--- Data shown Enclosed Below ---

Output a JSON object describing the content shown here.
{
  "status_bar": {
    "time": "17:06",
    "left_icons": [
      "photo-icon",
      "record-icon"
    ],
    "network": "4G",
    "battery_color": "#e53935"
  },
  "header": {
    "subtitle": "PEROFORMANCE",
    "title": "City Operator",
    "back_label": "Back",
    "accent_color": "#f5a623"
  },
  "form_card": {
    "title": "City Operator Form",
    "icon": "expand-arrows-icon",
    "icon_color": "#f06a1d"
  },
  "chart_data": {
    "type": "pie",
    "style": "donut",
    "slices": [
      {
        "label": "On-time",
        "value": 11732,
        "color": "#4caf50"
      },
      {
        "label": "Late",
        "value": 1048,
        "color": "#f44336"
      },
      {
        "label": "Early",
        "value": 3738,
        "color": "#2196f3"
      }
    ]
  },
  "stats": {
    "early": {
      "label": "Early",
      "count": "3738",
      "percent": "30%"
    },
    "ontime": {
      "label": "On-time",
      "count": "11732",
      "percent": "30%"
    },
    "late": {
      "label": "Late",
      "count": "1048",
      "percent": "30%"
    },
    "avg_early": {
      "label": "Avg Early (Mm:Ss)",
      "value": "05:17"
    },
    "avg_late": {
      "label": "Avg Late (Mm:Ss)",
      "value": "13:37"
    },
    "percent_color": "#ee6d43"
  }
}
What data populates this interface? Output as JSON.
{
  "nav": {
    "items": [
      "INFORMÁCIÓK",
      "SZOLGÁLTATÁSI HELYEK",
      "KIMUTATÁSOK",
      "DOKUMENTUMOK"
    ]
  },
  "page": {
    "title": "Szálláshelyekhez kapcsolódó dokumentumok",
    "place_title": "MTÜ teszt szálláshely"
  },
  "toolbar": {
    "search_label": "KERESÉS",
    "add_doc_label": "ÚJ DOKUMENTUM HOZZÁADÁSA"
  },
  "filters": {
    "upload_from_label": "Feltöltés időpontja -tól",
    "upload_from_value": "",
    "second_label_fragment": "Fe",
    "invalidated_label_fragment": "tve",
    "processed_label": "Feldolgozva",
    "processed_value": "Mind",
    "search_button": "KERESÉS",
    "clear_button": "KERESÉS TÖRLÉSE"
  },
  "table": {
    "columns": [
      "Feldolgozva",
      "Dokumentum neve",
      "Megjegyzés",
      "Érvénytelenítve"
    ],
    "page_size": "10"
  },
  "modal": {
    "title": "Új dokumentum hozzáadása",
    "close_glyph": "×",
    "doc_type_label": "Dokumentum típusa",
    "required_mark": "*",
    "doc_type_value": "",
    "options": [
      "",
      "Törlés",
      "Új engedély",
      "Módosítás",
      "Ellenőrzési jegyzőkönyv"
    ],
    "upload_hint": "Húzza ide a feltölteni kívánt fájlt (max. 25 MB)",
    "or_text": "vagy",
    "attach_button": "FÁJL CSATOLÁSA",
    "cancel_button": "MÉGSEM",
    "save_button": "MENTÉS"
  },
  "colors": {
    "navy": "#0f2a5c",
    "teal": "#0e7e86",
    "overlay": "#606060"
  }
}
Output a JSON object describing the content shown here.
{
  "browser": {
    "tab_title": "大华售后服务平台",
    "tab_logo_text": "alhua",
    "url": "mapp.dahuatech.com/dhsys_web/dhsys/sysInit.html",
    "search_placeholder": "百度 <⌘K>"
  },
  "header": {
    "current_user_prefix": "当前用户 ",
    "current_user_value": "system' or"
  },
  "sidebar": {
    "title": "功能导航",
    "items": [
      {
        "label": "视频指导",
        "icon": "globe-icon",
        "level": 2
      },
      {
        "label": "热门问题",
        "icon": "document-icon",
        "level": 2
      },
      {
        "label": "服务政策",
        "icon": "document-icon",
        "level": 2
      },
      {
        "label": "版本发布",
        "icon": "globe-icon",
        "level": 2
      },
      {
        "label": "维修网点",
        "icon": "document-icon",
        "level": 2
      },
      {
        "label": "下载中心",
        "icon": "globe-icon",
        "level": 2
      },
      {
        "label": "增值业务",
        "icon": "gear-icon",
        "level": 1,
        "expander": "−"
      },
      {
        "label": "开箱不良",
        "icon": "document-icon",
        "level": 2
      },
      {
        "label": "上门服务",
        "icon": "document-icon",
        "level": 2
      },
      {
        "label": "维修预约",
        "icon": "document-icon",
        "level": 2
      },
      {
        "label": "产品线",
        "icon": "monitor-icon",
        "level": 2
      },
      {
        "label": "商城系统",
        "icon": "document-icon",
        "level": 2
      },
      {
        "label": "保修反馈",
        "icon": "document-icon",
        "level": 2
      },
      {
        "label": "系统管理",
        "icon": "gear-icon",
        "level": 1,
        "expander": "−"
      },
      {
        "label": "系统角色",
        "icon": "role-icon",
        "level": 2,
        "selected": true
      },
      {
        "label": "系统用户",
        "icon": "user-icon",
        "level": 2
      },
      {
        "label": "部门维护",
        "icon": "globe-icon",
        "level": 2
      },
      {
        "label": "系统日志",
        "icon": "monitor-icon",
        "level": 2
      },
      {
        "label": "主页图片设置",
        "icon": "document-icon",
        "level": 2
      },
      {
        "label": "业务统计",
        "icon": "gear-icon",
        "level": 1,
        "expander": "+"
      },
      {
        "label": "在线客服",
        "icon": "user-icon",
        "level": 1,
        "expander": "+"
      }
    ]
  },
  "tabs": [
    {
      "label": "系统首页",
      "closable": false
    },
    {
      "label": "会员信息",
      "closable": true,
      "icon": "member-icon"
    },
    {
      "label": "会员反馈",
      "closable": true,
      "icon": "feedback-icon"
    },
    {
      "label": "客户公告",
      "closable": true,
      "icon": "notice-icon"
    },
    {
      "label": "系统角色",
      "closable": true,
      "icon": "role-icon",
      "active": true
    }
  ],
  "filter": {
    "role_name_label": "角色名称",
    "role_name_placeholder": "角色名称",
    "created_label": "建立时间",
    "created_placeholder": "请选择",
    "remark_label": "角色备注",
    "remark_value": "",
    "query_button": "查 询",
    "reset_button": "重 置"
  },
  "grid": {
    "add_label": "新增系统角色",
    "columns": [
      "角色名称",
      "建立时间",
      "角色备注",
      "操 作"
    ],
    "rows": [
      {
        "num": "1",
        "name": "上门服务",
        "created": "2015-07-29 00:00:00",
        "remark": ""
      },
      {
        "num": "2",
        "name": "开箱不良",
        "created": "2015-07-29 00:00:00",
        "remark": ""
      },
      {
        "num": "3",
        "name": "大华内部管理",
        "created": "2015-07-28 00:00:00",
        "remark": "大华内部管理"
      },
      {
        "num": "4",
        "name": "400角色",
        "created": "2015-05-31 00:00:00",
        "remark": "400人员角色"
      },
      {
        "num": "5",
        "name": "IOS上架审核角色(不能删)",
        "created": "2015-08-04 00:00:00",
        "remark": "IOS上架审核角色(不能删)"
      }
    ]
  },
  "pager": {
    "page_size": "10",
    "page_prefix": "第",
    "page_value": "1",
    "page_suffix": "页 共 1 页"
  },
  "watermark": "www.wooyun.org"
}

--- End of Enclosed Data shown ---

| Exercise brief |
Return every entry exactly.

| Written reply |
Output a JSON object describing the content shown here.
{
  "status_bar": {
    "time": "17:06",
    "left_icons": [
      "photo-icon",
      "record-icon"
    ],
    "network": "4G",
    "battery_color": "#e53935"
  },
  "header": {
    "subtitle": "PEROFORMANCE",
    "title": "City Operator",
    "back_label": "Back",
    "accent_color": "#f5a623"
  },
  "form_card": {
    "title": "City Operator Form",
    "icon": "expand-arrows-icon",
    "icon_color": "#f06a1d"
  },
  "chart_data": {
    "type": "pie",
    "style": "donut",
    "slices": [
      {
        "label": "On-time",
        "value": 11732,
        "color": "#4caf50"
      },
      {
        "label": "Late",
        "value": 1048,
        "color": "#f44336"
      },
      {
        "label": "Early",
        "value": 3738,
        "color": "#2196f3"
      }
    ]
  },
  "stats": {
    "early": {
      "label": "Early",
      "count": "3738",
      "percent": "30%"
    },
    "ontime": {
      "label": "On-time",
      "count": "11732",
      "percent": "30%"
    },
    "late": {
      "label": "Late",
      "count": "1048",
      "percent": "30%"
    },
    "avg_early": {
      "label": "Avg Early (Mm:Ss)",
      "value": "05:17"
    },
    "avg_late": {
      "label": "Avg Late (Mm:Ss)",
      "value": "13:37"
    },
    "percent_color": "#ee6d43"
  }
}
What data populates this interface? Output as JSON.
{
  "nav": {
    "items": [
      "INFORMÁCIÓK",
      "SZOLGÁLTATÁSI HELYEK",
      "KIMUTATÁSOK",
      "DOKUMENTUMOK"
    ]
  },
  "page": {
    "title": "Szálláshelyekhez kapcsolódó dokumentumok",
    "place_title": "MTÜ teszt szálláshely"
  },
  "toolbar": {
    "search_label": "KERESÉS",
    "add_doc_label": "ÚJ DOKUMENTUM HOZZÁADÁSA"
  },
  "filters": {
    "upload_from_label": "Feltöltés időpontja -tól",
    "upload_from_value": "",
    "second_label_fragment": "Fe",
    "invalidated_label_fragment": "tve",
    "processed_label": "Feldolgozva",
    "processed_value": "Mind",
    "search_button": "KERESÉS",
    "clear_button": "KERESÉS TÖRLÉSE"
  },
  "table": {
    "columns": [
      "Feldolgozva",
      "Dokumentum neve",
      "Megjegyzés",
      "Érvénytelenítve"
    ],
    "page_size": "10"
  },
  "modal": {
    "title": "Új dokumentum hozzáadása",
    "close_glyph": "×",
    "doc_type_label": "Dokumentum típusa",
    "required_mark": "*",
    "doc_type_value": "",
    "options": [
      "",
      "Törlés",
      "Új engedély",
      "Módosítás",
      "Ellenőrzési jegyzőkönyv"
    ],
    "upload_hint": "Húzza ide a feltölteni kívánt fájlt (max. 25 MB)",
    "or_text": "vagy",
    "attach_button": "FÁJL CSATOLÁSA",
    "cancel_button": "MÉGSEM",
    "save_button": "MENTÉS"
  },
  "colors": {
    "navy": "#0f2a5c",
    "teal": "#0e7e86",
    "overlay": "#606060"
  }
}
Output a JSON object describing the content shown here.
{
  "browser": {
    "tab_title": "大华售后服务平台",
    "tab_logo_text": "alhua",
    "url": "mapp.dahuatech.com/dhsys_web/dhsys/sysInit.html",
    "search_placeholder": "百度 <⌘K>"
  },
  "header": {
    "current_user_prefix": "当前用户 ",
    "current_user_value": "system' or"
  },
  "sidebar": {
    "title": "功能导航",
    "items": [
      {
        "label": "视频指导",
        "icon": "globe-icon",
        "level": 2
      },
      {
        "label": "热门问题",
        "icon": "document-icon",
        "level": 2
      },
      {
        "label": "服务政策",
        "icon": "document-icon",
        "level": 2
      },
      {
        "label": "版本发布",
        "icon": "globe-icon",
        "level": 2
      },
      {
        "label": "维修网点",
        "icon": "document-icon",
        "level": 2
      },
      {
        "label": "下载中心",
        "icon": "globe-icon",
        "level": 2
      },
      {
        "label": "增值业务",
        "icon": "gear-icon",
        "level": 1,
        "expander": "−"
      },
      {
        "label": "开箱不良",
        "icon": "document-icon",
        "level": 2
      },
      {
        "label": "上门服务",
        "icon": "document-icon",
        "level": 2
      },
      {
        "label": "维修预约",
        "icon": "document-icon",
        "level": 2
      },
      {
        "label": "产品线",
        "icon": "monitor-icon",
        "level": 2
      },
      {
        "label": "商城系统",
        "icon": "document-icon",
        "level": 2
      },
      {
        "label": "保修反馈",
        "icon": "document-icon",
        "level": 2
      },
      {
        "label": "系统管理",
        "icon": "gear-icon",
        "level": 1,
        "expander": "−"
      },
      {
        "label": "系统角色",
        "icon": "role-icon",
        "level": 2,
        "selected": true
      },
      {
        "label": "系统用户",
        "icon": "user-icon",
        "level": 2
      },
      {
        "label": "部门维护",
        "icon": "globe-icon",
        "level": 2
      },
      {
        "label": "系统日志",
        "icon": "monitor-icon",
        "level": 2
      },
      {
        "label": "主页图片设置",
        "icon": "document-icon",
        "level": 2
      },
      {
        "label": "业务统计",
        "icon": "gear-icon",
        "level": 1,
        "expander": "+"
      },
      {
        "label": "在线客服",
        "icon": "user-icon",
        "level": 1,
        "expander": "+"
      }
    ]
  },
  "tabs": [
    {
      "label": "系统首页",
      "closable": false
    },
    {
      "label": "会员信息",
      "closable": true,
      "icon": "member-icon"
    },
    {
      "label": "会员反馈",
      "closable": true,
      "icon": "feedback-icon"
    },
    {
      "label": "客户公告",
      "closable": true,
      "icon": "notice-icon"
    },
    {
      "label": "系统角色",
      "closable": true,
      "icon": "role-icon",
      "active": true
    }
  ],
  "filter": {
    "role_name_label": "角色名称",
    "role_name_placeholder": "角色名称",
    "created_label": "建立时间",
    "created_placeholder": "请选择",
    "remark_label": "角色备注",
    "remark_value": "",
    "query_button": "查 询",
    "reset_button": "重 置"
  },
  "grid": {
    "add_label": "新增系统角色",
    "columns": [
      "角色名称",
      "建立时间",
      "角色备注",
      "操 作"
    ],
    "rows": [
      {
        "num": "1",
        "name": "上门服务",
        "created": "2015-07-29 00:00:00",
        "remark": ""
      },
      {
        "num": "2",
        "name": "开箱不良",
        "created": "2015-07-29 00:00:00",
        "remark": ""
      },
      {
        "num": "3",
        "name": "大华内部管理",
        "created": "2015-07-28 00:00:00",
        "remark": "大华内部管理"
      },
      {
        "num": "4",
        "name": "400角色",
        "created": "2015-05-31 00:00:00",
        "remark": "400人员角色"
      },
      {
        "num": "5",
        "name": "IOS上架审核角色(不能删)",
        "created": "2015-08-04 00:00:00",
        "remark": "IOS上架审核角色(不能删)"
      }
    ]
  },
  "pager": {
    "page_size": "10",
    "page_prefix": "第",
    "page_value": "1",
    "page_suffix": "页 共 1 页"
  },
  "watermark": "www.wooyun.org"
}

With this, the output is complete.